Limited opportunities may be provided for outdoor recreation; however, recreational activities must be compatible with preservation of natural values and grazing management.
Recreational access to lands under grazing lease is permitted only with permission from the leaseholder.
Provincial Recreational Areas
- Established under the Provincial Parks Act to support outdoor recreation and tourism by providing access to lakes, rivers, reservoirs and adjacent Crown land, thereby playing a significant role in the management of these adjacent lands and waters.
- Provincial Recreation Areas support a range of outdoor activities in natural, modified and man-made settings; some areas are intensively developed while others remain largely undeveloped.
Heritage Rangeland Natural Areas
There are also six Heritage Rangeland Natural Areas in Alberta that were established as natural areas in the interim, with the intention of future designation as Heritage Rangelands under the Act.
Recreation and Preservation

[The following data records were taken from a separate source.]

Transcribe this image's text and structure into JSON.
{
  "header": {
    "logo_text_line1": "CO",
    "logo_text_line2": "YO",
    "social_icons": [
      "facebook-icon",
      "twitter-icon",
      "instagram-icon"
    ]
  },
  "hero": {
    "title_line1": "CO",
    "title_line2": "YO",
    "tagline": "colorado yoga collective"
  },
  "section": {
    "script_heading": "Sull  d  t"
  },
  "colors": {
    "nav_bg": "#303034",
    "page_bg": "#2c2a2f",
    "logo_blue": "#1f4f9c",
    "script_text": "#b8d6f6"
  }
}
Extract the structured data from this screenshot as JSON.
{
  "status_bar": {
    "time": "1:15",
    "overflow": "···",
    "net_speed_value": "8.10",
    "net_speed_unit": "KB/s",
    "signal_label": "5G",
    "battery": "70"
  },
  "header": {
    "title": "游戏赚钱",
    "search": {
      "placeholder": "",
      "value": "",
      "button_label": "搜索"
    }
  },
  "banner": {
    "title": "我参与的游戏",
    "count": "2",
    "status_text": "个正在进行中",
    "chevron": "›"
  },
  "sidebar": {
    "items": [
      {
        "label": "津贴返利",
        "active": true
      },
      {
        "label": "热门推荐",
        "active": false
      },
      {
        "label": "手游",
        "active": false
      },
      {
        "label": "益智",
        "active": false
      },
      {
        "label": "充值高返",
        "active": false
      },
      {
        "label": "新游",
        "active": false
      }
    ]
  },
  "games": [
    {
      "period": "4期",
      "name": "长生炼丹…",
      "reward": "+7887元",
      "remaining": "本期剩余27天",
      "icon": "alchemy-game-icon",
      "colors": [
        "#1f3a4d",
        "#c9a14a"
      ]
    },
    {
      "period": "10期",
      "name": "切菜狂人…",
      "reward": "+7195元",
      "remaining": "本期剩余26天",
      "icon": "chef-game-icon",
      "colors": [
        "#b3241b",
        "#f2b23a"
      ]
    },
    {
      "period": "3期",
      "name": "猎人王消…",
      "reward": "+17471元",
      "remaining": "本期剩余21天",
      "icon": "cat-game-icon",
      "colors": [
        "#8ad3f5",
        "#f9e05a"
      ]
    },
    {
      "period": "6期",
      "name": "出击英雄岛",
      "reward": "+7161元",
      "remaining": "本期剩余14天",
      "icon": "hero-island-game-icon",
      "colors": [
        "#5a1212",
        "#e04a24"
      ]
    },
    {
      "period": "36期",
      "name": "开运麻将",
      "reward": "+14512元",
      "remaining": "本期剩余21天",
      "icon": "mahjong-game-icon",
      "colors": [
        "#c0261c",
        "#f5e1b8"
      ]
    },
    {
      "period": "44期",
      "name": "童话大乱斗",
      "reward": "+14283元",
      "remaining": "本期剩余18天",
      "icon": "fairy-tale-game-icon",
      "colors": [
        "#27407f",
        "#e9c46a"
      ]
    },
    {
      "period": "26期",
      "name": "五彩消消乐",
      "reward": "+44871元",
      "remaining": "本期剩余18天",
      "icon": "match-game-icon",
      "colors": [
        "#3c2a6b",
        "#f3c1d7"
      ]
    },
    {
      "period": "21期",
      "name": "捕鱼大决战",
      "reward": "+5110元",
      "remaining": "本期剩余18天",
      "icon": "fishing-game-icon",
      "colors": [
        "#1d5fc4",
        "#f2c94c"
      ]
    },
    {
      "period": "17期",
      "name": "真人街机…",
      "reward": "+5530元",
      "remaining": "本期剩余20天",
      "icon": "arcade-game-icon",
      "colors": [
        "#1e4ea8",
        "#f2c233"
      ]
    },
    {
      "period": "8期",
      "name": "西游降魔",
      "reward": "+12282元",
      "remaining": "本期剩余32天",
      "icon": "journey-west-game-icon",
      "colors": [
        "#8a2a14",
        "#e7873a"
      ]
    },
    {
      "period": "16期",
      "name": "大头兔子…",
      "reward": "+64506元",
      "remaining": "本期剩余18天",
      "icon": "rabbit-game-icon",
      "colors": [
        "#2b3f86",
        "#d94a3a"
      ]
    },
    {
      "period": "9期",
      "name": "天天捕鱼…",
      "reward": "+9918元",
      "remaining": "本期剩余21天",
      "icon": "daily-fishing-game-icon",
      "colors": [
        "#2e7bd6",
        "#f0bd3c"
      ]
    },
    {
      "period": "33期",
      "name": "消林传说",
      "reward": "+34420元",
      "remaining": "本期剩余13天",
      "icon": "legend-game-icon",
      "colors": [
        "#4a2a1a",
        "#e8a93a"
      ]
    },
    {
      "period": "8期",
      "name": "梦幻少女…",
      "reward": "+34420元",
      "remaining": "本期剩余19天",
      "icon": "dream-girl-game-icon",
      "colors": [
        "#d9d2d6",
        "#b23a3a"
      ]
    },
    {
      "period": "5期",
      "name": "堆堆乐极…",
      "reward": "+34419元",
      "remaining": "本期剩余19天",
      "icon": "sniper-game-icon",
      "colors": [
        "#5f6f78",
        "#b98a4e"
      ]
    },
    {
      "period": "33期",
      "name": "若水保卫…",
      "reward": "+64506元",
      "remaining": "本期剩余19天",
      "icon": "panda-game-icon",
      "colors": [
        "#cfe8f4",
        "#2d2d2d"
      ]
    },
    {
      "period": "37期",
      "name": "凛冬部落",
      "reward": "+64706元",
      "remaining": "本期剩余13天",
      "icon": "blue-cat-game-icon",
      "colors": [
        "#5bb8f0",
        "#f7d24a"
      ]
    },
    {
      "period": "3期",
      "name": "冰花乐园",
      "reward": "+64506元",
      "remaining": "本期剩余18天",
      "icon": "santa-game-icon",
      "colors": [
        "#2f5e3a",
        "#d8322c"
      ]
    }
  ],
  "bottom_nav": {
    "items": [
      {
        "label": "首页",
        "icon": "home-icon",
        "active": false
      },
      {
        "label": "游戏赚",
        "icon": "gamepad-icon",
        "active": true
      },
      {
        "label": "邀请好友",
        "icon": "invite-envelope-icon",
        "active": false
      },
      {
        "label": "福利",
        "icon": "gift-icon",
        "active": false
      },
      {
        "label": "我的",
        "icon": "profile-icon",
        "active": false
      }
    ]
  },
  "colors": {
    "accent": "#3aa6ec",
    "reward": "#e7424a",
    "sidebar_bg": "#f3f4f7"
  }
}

Designated under the Provincial Parks Act, there are 89 Provincial Parks, 44 Wildland Provincial Parks, 233 Provincial Recreation Areas and 10 Section 7 Lands in Alberta.
- Play a key role in preserving Alberta’s natural heritage.
- They support outdoor recreation, heritage tourism and natural heritage appreciation activities that depend on and are compatible with the natural environment.
- Provincial parks protect both natural and cultural landscapes and features.
- Provincial parks are distinguished from Wildland Provincial Parks by the greater range of facilities and the extent of road access.
- They offer a variety of outdoor recreation opportunities and support facilities that promote appreciation of natural and cultural heritage.
- Interpretive and educational programs are offered in some Provincial Parks to enhance visitor understanding and appreciation of and respect for Alberta’s natural heritage.
Wildland Provincial Parks
- Established to preserve and protect natural heritage and provide opportunities for backcountry recreation.
- Wildland provincial parks are large, undeveloped natural landscapes that retain their primeval character.
- Trails and primitive backcountry campsites are provided in some wildland parks to minimize visitor impacts on natural heritage values.
- Some provide significant opportunities for eco-tourism and adventure activities such as backpacking, backcountry camping, wildlife viewing, mountain climbing and trail riding.
- Designated trails for off-highway vehicle riding and snowmobiling are provided in some Wildland Provincial Parks.
National and County/Municipal Parks and Land Trusts
Nationally and Locally Protected Areas
Municipal and County Parks
Primarily focused on recreation, these areas sometime adjoin include? important protected areas.
A land trust is owned by an organization set up to ensure the area remains protected. Often the land is sold or donated to the trust by the original owner or their estate.